**What this task involves**:
Count up the lines below that include the string "Audio" and report the number by itself.

App and web page records:
- Opening Delimiter -

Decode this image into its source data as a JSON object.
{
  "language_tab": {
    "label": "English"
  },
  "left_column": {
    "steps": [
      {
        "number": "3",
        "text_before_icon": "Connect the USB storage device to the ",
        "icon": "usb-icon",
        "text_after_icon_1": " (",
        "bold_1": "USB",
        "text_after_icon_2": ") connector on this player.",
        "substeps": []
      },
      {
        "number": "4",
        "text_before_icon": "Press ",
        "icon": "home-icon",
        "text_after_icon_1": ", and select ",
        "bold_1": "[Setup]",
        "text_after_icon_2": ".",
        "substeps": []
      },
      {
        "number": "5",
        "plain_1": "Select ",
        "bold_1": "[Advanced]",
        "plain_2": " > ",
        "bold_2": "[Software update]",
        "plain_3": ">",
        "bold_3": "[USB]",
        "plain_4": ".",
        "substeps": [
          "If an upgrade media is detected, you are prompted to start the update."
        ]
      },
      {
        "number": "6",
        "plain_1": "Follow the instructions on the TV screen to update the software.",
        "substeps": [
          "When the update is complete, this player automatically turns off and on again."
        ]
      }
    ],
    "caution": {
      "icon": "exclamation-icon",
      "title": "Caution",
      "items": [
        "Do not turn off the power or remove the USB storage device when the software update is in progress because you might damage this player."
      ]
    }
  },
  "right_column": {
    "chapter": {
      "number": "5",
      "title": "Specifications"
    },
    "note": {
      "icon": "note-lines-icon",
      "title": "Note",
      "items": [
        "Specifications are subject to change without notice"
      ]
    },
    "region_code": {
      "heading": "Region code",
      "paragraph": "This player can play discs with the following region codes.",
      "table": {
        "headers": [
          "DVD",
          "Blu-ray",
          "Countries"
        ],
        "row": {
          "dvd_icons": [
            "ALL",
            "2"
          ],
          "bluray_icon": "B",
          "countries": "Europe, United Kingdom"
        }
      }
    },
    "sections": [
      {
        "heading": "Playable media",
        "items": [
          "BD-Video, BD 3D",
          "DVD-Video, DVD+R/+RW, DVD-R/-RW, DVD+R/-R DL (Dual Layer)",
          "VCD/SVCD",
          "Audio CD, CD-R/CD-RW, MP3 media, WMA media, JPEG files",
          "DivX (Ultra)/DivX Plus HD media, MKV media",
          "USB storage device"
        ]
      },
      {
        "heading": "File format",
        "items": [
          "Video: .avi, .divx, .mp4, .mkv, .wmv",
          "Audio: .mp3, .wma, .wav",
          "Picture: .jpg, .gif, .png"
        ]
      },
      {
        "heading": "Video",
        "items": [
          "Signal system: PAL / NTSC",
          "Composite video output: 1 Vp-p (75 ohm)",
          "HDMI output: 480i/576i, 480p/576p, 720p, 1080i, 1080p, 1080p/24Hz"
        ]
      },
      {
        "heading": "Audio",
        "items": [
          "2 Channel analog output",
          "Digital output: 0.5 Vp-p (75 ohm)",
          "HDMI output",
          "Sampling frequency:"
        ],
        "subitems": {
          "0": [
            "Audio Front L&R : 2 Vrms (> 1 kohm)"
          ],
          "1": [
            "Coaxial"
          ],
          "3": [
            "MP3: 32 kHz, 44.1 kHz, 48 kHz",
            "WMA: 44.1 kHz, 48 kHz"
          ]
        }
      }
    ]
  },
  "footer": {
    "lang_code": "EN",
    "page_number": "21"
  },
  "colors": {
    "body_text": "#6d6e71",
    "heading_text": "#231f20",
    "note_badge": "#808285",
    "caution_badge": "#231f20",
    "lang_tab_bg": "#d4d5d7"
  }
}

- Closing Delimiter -

**Answer to the problem**:
4